Phosphorus is one of the major bio elements limiting agricultural production. About 95 to 99% phosphorus in agricultural soil is unavailable form for plant growth. Phosphate solubilizing microorganisms can increase soil phosphate availability. This study was aimed to identify and evaluate phosphate solubilizing fungi from Teff rhizosphere soil. Fungi were identified using lactophenol cotton blue staining confirmation and Biolog Microstation identification system. Fungi isolates were screened and transferred to biolog universal yeast agar media. Pure yeast cells and filamentous fungi were suspended in sterile water and filamentous fungi (FF) inoculum fluid at 49±2 and 75±2 turbidity measured by biolog turbidimeter, respectively. 100 μL transferred from each suspension into 96 wells of the biolog yeast microplate and filamentous fungi microplate tagged with different carbon source and incubated at 26°C for 24 to 72 h and read by micro station at a single wavelength of 590 nm, results were recorded and processed for identification by micro log3 software ver. 4.20.05. Biolog microstation read 24 fungi species. Filamentous fungi ≤0.5 similarity index (62.5%), yeast ï‚³0.5 similarity index (25%), yeast ≤0.5 similarity index (12.5%). The identified fungi were tested for phosphate solubilization by the Pikovskaya’s agar (PVK) selective media. Seven species were positive in phosphate solubilizing ability: Trichosporon beigelii B, Rhodotrula aurantiaca A, Cryptococcus luteolus, Zygoascus hellenicus, Penicillium purpurogenum var. rubrisclerotium, Neosartorya fisheri var. fischeri, and Candida montana. At 15 days incubation, T. beigelii B and R. aurantiaca A was able to solubilize phosphate with solubilizing index of 5.3 and 2.6, respectively. T. beigelii B, were superior in phosphate solubilization. Therefore, these species can be candidated and exploited after further evaluation as biofertilizers for agriculture productivity.

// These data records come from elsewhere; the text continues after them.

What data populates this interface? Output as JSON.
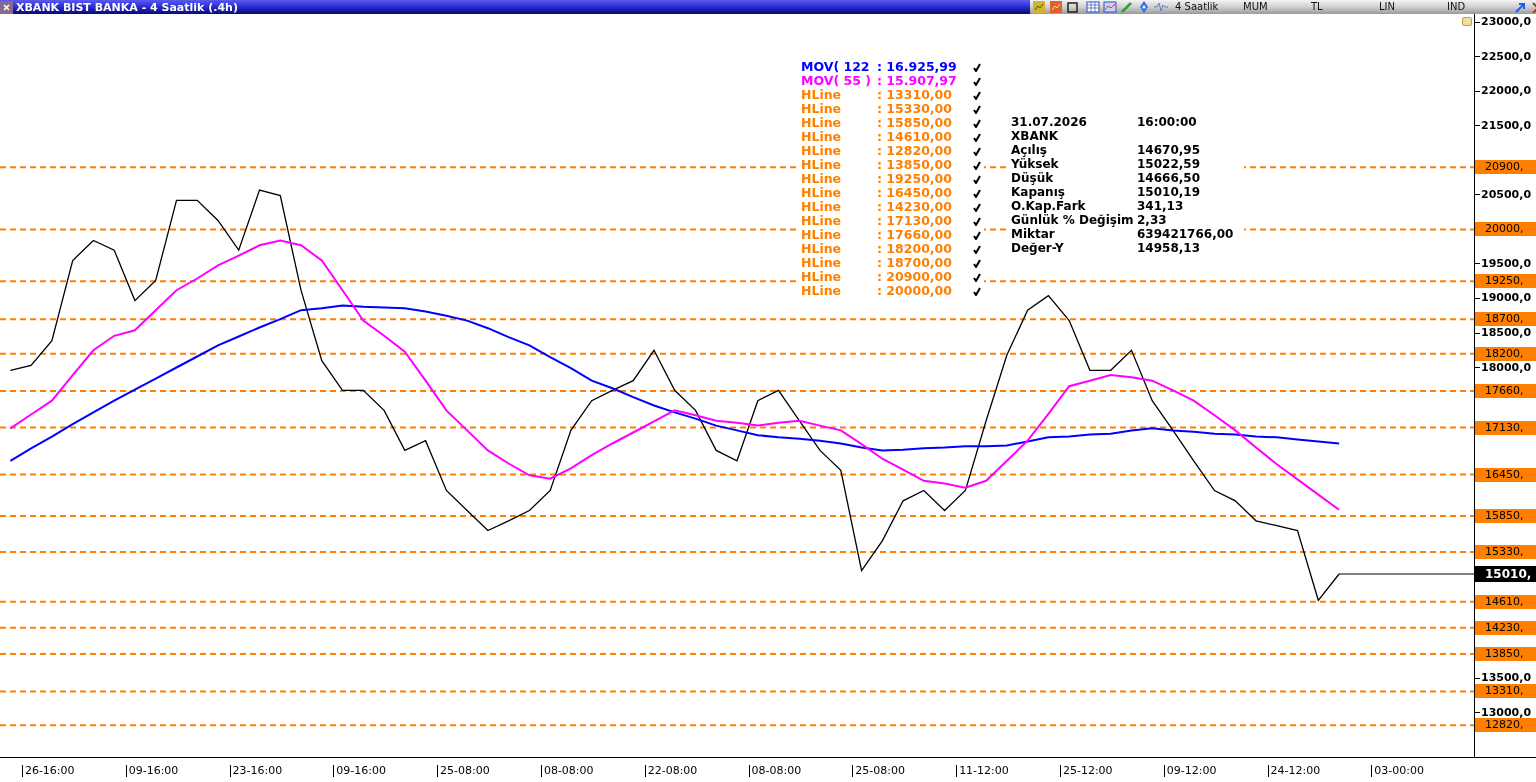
{
  "window": {
    "title": "XBANK BIST BANKA - 4 Saatlik (.4h)"
  },
  "toolbar": {
    "items": [
      "4 Saatlik",
      "MUM",
      "TL",
      "LIN",
      "IND"
    ]
  },
  "legend": [
    {
      "value": ": 16.925,99",
      "color": "#0000ff",
      "checked": true
    },
    {
      "value": ": 15.907,97",
      "color": "#ff00ff",
      "checked": true
    },
    {
      "name": "HLine",
      "value": ": 13310,00",
      "color": "#ff8000",
      "checked": true
    },
    {
      "name": "HLine",
      "value": ": 15330,00",
      "color": "#ff8000",
      "checked": true
    },
    {
      "name": "HLine",
      "value": ": 15850,00",
      "color": "#ff8000",
      "checked": true
    },
    {
      "name": "HLine",
      "value": ": 14610,00",
      "color": "#ff8000",
      "checked": true
    },
    {
      "name": "HLine",
      "value": ": 12820,00",
      "color": "#ff8000",
      "checked": true
    },
    {
      "name": "HLine",
      "value": ": 13850,00",
      "color": "#ff8000",
      "checked": true
    },
    {
      "name": "HLine",
      "value": ": 19250,00",
      "color": "#ff8000",
      "checked": true
    },
    {
      "name": "HLine",
      "value": ": 16450,00",
      "color": "#ff8000",
      "checked": true
    },
    {
      "name": "HLine",
      "value": ": 14230,00",
      "color": "#ff8000",
      "checked": true
    },
    {
      "name": "HLine",
      "value": ": 17130,00",
      "color": "#ff8000",
      "checked": true
    },
    {
      "name": "HLine",
      "value": ": 17660,00",
      "color": "#ff8000",
      "checked": true
    },
    {
      "name": "HLine",
      "value": ": 18200,00",
      "color": "#ff8000",
      "checked": true
    },
    {
      "name": "HLine",
      "value": ": 18700,00",
      "color": "#ff8000",
      "checked": true
    },
    {
      "name": "HLine",
      "value": ": 20900,00",
      "color": "#ff8000",
      "checked": true
    },
    {
      "name": "HLine",
      "value": ": 20000,00",
      "color": "#ff8000",
      "checked": true
    }
  ],
  "info": [
    {
      "label": "31.07.2026",
      "value": "16:00:00"
    },
    {
      "label": "XBANK"
    },
    {
      "label": "Açılış",
      "value": "14670,95"
    },
    {
      "label": "Yüksek",
      "value": "15022,59"
    },
    {
      "label": "Düşük",
      "value": "14666,50"
    },
    {
      "label": "Kapanış",
      "value": "15010,19"
    },
    {
      "label": "O.Kap.Fark",
      "value": "341,13"
    },
    {
      "label": "Günlük % Değişim",
      "value": "2,33"
    },
    {
      "label": "Miktar",
      "value": "639421766,00"
    },
    {
      "label": "Değer-Y",
      "value": "14958,13"
    }
  ],
  "chart_data": {
    "type": "line",
    "categories": [
      null,
      null,
      "26-16:00",
      null,
      null,
      null,
      null,
      "09-16:00",
      null,
      null,
      null,
      null,
      "23-16:00",
      null,
      null,
      null,
      null,
      "09-16:00",
      null,
      null,
      null,
      null,
      "25-08:00",
      null,
      null,
      null,
      null,
      "08-08:00",
      null,
      null,
      null,
      null,
      "22-08:00",
      null,
      null,
      null,
      null,
      "08-08:00",
      null,
      null,
      null,
      null,
      "25-08:00",
      null,
      null,
      null,
      null,
      "11-12:00",
      null,
      null,
      null,
      null,
      "25-12:00",
      null,
      null,
      null,
      null,
      "09-12:00",
      null,
      null,
      null,
      null,
      "24-12:00",
      null,
      null,
      null,
      null,
      "03-00:00",
      null,
      null,
      null
    ],
    "series": [
      {
        "color": "#000000",
        "values": [
          17960,
          18030,
          18390,
          19550,
          19840,
          19700,
          18970,
          19260,
          20420,
          20420,
          20130,
          19700,
          20570,
          20490,
          19120,
          18100,
          17670,
          17670,
          17380,
          16800,
          16940,
          16220,
          15930,
          15640,
          15780,
          15930,
          16220,
          17090,
          17520,
          17670,
          17810,
          18250,
          17670,
          17380,
          16800,
          16650,
          17520,
          17670,
          17230,
          16800,
          16510,
          15060,
          15490,
          16070,
          16220,
          15930,
          16220,
          17230,
          18180,
          18830,
          19040,
          18680,
          17960,
          17960,
          18250,
          17520,
          17090,
          16650,
          16220,
          16070,
          15780,
          15710,
          15640,
          14630,
          15010,
          null,
          null,
          null,
          null,
          null,
          null
        ]
      },
      {
        "name": "MOV( 122",
        "color": "#0000ff",
        "values": [
          16650,
          16830,
          17000,
          17180,
          17350,
          17520,
          17680,
          17840,
          18000,
          18160,
          18320,
          18450,
          18580,
          18700,
          18830,
          18860,
          18900,
          18880,
          18870,
          18860,
          18810,
          18750,
          18680,
          18570,
          18440,
          18320,
          18150,
          17990,
          17810,
          17700,
          17570,
          17450,
          17350,
          17260,
          17160,
          17090,
          17020,
          16990,
          16970,
          16940,
          16900,
          16840,
          16800,
          16810,
          16830,
          16840,
          16860,
          16860,
          16870,
          16930,
          16990,
          17000,
          17030,
          17040,
          17090,
          17120,
          17090,
          17070,
          17040,
          17030,
          17000,
          16990,
          16960,
          16930,
          16900,
          null,
          null,
          null,
          null,
          null,
          null
        ]
      },
      {
        "name": "MOV( 55 )",
        "color": "#ff00ff",
        "values": [
          17120,
          17320,
          17520,
          17890,
          18250,
          18460,
          18540,
          18830,
          19120,
          19290,
          19480,
          19620,
          19770,
          19840,
          19770,
          19550,
          19120,
          18680,
          18460,
          18230,
          17810,
          17380,
          17090,
          16800,
          16610,
          16440,
          16390,
          16540,
          16730,
          16900,
          17060,
          17220,
          17380,
          17310,
          17230,
          17200,
          17160,
          17200,
          17230,
          17160,
          17090,
          16890,
          16680,
          16520,
          16360,
          16320,
          16260,
          16360,
          16650,
          16940,
          17330,
          17730,
          17810,
          17890,
          17860,
          17810,
          17670,
          17520,
          17310,
          17090,
          16840,
          16600,
          16380,
          16160,
          15940,
          null,
          null,
          null,
          null,
          null,
          null
        ]
      }
    ],
    "ylim": [
      12360,
      23120
    ],
    "yticks": [
      {
        "value": 23000,
        "label": "23000,0"
      },
      {
        "value": 22500,
        "label": "22500,0"
      },
      {
        "value": 22000,
        "label": "22000,0"
      },
      {
        "value": 21500,
        "label": "21500,0"
      },
      {
        "value": 20500,
        "label": "20500,0"
      },
      {
        "value": 19500,
        "label": "19500,0"
      },
      {
        "value": 19000,
        "label": "19000,0"
      },
      {
        "value": 18500,
        "label": "18500,0"
      },
      {
        "value": 18000,
        "label": "18000,0"
      },
      {
        "value": 13500,
        "label": "13500,0"
      },
      {
        "value": 13000,
        "label": "13000,0"
      }
    ],
    "ref_lines": [
      {
        "axis": "y",
        "value": 13310,
        "label": "13310,",
        "color": "#ff8000"
      },
      {
        "axis": "y",
        "value": 15330,
        "label": "15330,",
        "color": "#ff8000"
      },
      {
        "axis": "y",
        "value": 15850,
        "label": "15850,",
        "color": "#ff8000"
      },
      {
        "axis": "y",
        "value": 14610,
        "label": "14610,",
        "color": "#ff8000"
      },
      {
        "axis": "y",
        "value": 12820,
        "label": "12820,",
        "color": "#ff8000"
      },
      {
        "axis": "y",
        "value": 13850,
        "label": "13850,",
        "color": "#ff8000"
      },
      {
        "axis": "y",
        "value": 19250,
        "label": "19250,",
        "color": "#ff8000"
      },
      {
        "axis": "y",
        "value": 16450,
        "label": "16450,",
        "color": "#ff8000"
      },
      {
        "axis": "y",
        "value": 14230,
        "label": "14230,",
        "color": "#ff8000"
      },
      {
        "axis": "y",
        "value": 17130,
        "label": "17130,",
        "color": "#ff8000"
      },
      {
        "axis": "y",
        "value": 17660,
        "label": "17660,",
        "color": "#ff8000"
      },
      {
        "axis": "y",
        "value": 18200,
        "label": "18200,",
        "color": "#ff8000"
      },
      {
        "axis": "y",
        "value": 18700,
        "label": "18700,",
        "color": "#ff8000"
      },
      {
        "axis": "y",
        "value": 20900,
        "label": "20900,",
        "color": "#ff8000"
      },
      {
        "axis": "y",
        "value": 20000,
        "label": "20000,",
        "color": "#ff8000"
      },
      {
        "axis": "y",
        "value": 15010,
        "label": "15010,",
        "color": "#000000"
      }
    ]
  }
}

Key words: Biolog Microorganisms, micro station, phosphorus, rhizospher, soil, solubilization, Teff.
Copyright © 2022 Author(s) retain the copyright of this article.
This article is published under the terms of the Creative Commons Attribution License 4.0